## Work to complete
Print out the data that follows exactly, character for character, apart from the pictures.

## Provided records
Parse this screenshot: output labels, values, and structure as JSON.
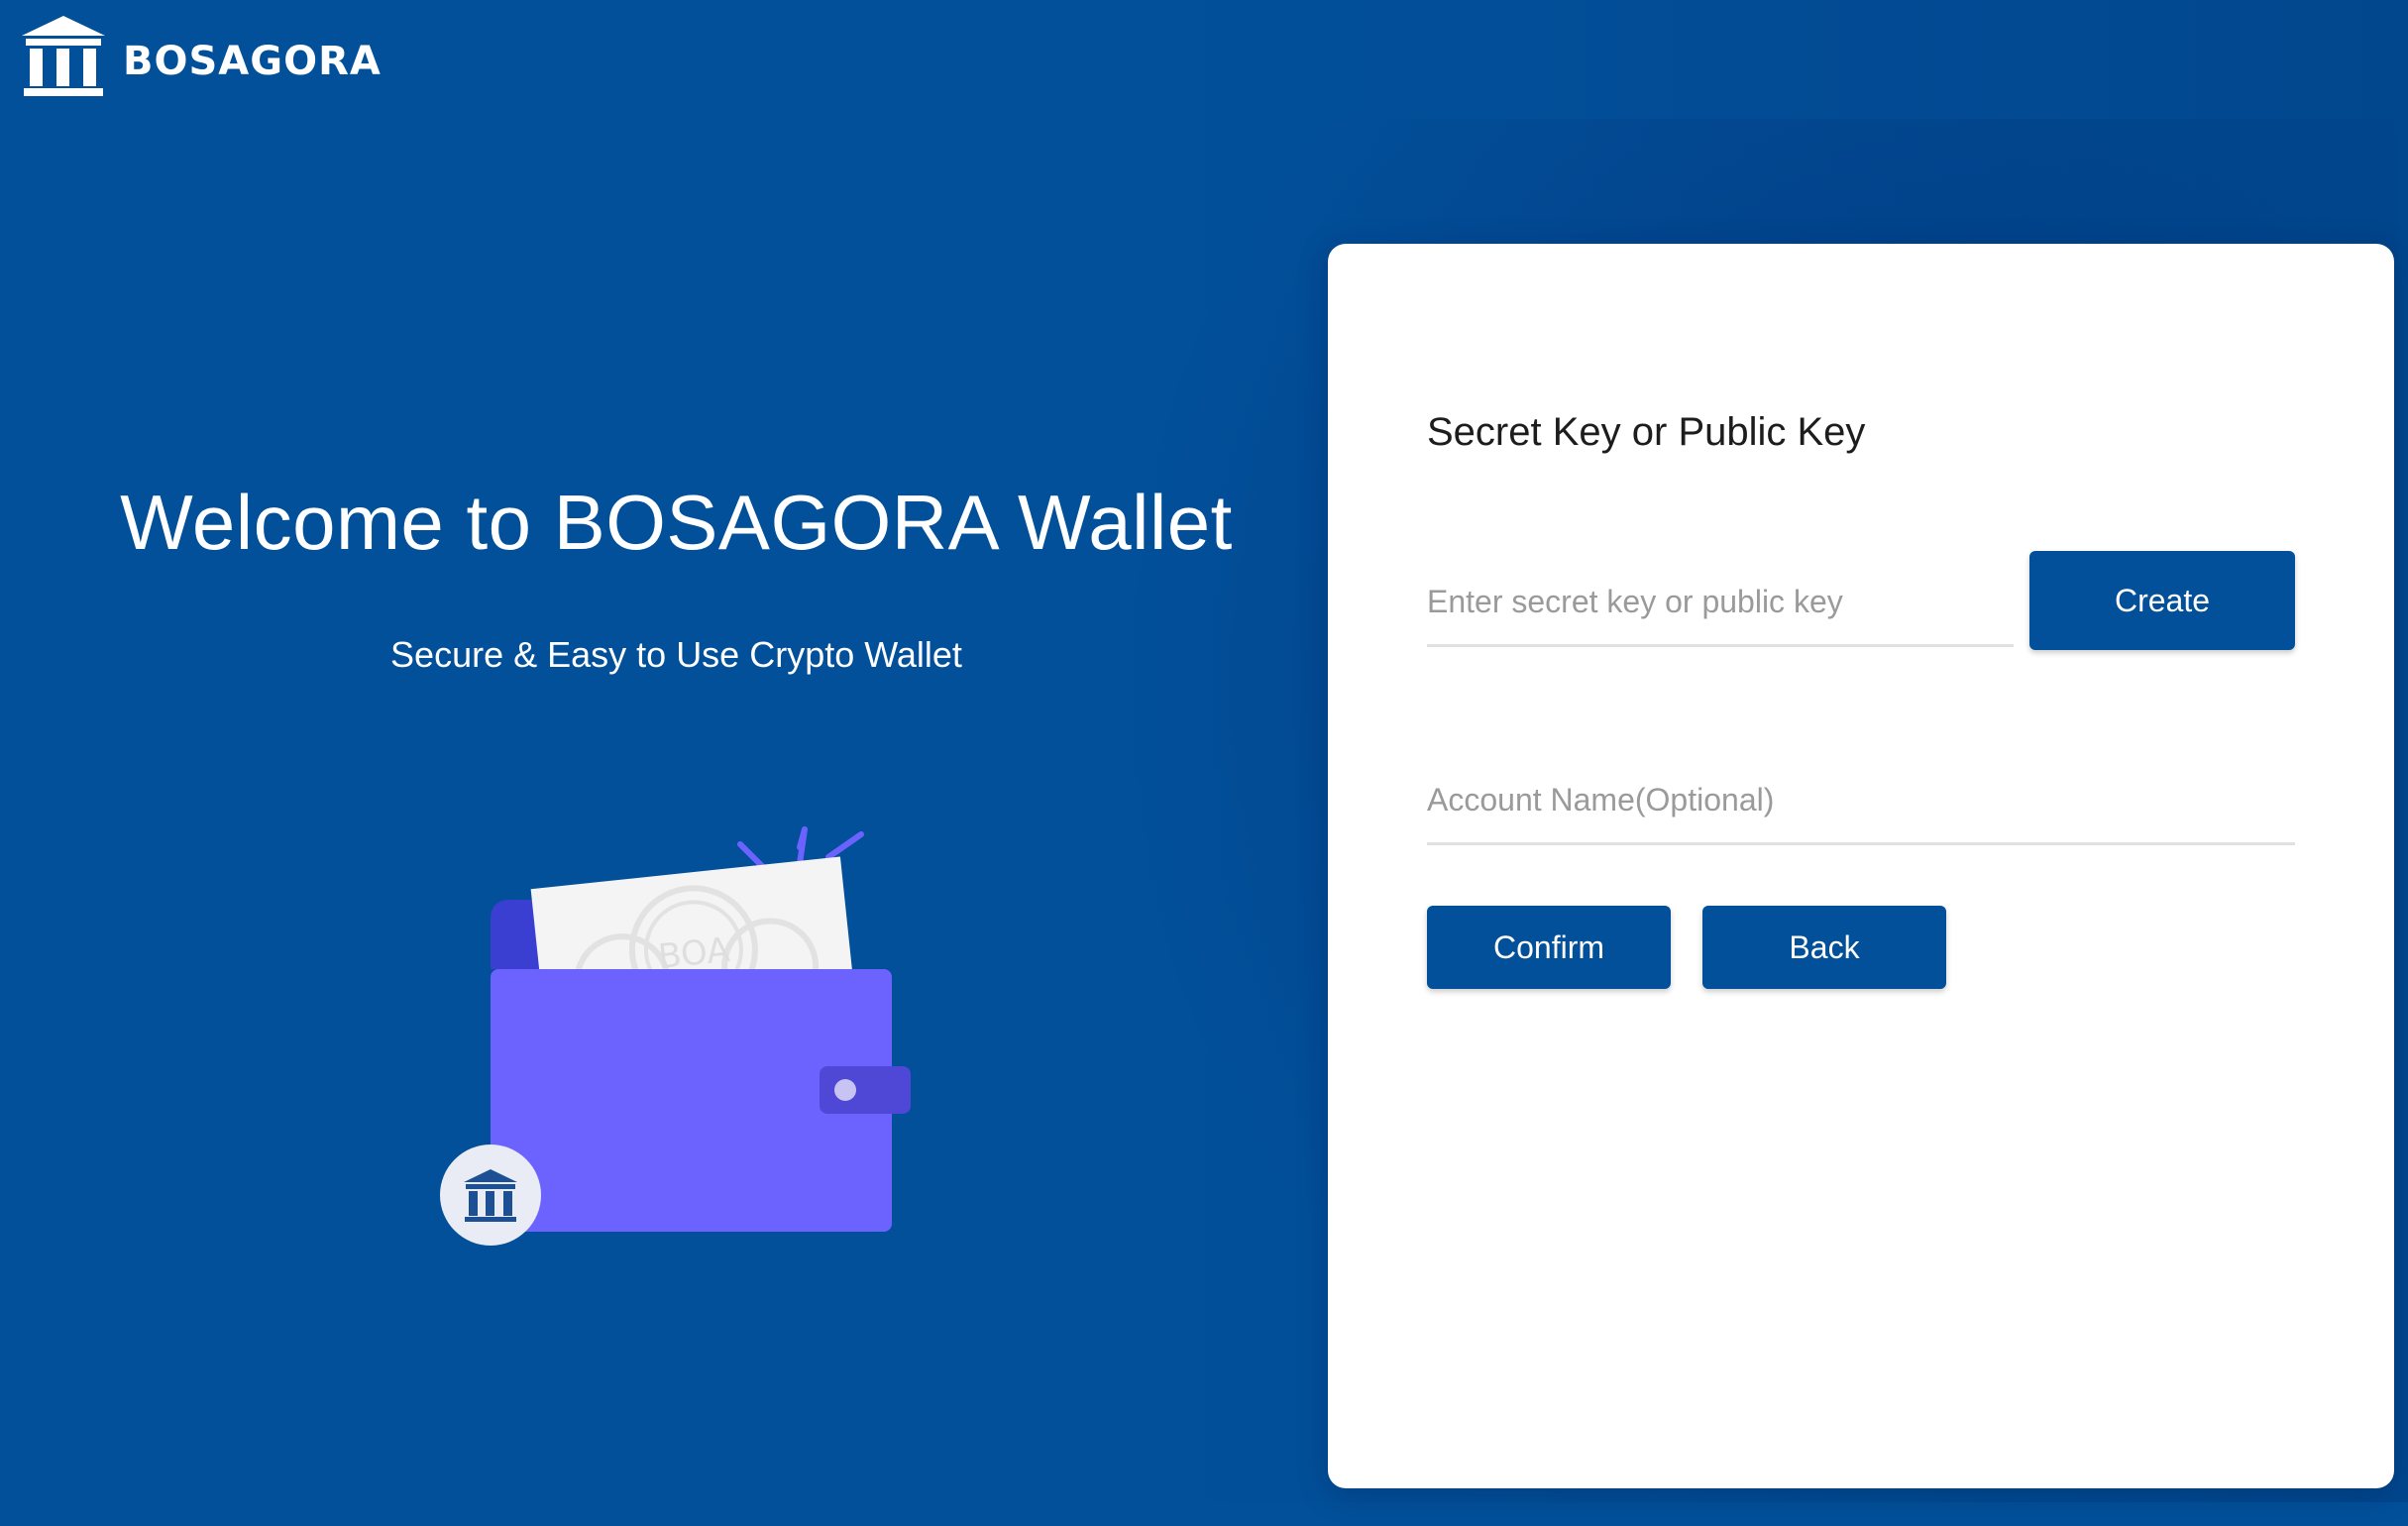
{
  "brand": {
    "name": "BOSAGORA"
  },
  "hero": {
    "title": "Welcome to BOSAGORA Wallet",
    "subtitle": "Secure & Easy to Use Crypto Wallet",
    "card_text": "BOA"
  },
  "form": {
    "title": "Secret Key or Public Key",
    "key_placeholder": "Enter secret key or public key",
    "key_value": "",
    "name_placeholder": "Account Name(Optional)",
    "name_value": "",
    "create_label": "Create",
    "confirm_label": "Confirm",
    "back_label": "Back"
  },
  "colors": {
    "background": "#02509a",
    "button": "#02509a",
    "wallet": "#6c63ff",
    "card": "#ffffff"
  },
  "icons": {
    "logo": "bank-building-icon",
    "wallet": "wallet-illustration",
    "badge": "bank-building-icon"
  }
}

## Exercise answer
Parse this screenshot: output labels, values, and structure as JSON.
{
  "brand": {
    "name": "BOSAGORA"
  },
  "hero": {
    "title": "Welcome to BOSAGORA Wallet",
    "subtitle": "Secure & Easy to Use Crypto Wallet",
    "card_text": "BOA"
  },
  "form": {
    "title": "Secret Key or Public Key",
    "key_placeholder": "Enter secret key or public key",
    "key_value": "",
    "name_placeholder": "Account Name(Optional)",
    "name_value": "",
    "create_label": "Create",
    "confirm_label": "Confirm",
    "back_label": "Back"
  },
  "colors": {
    "background": "#02509a",
    "button": "#02509a",
    "wallet": "#6c63ff",
    "card": "#ffffff"
  },
  "icons": {
    "logo": "bank-building-icon",
    "wallet": "wallet-illustration",
    "badge": "bank-building-icon"
  }
}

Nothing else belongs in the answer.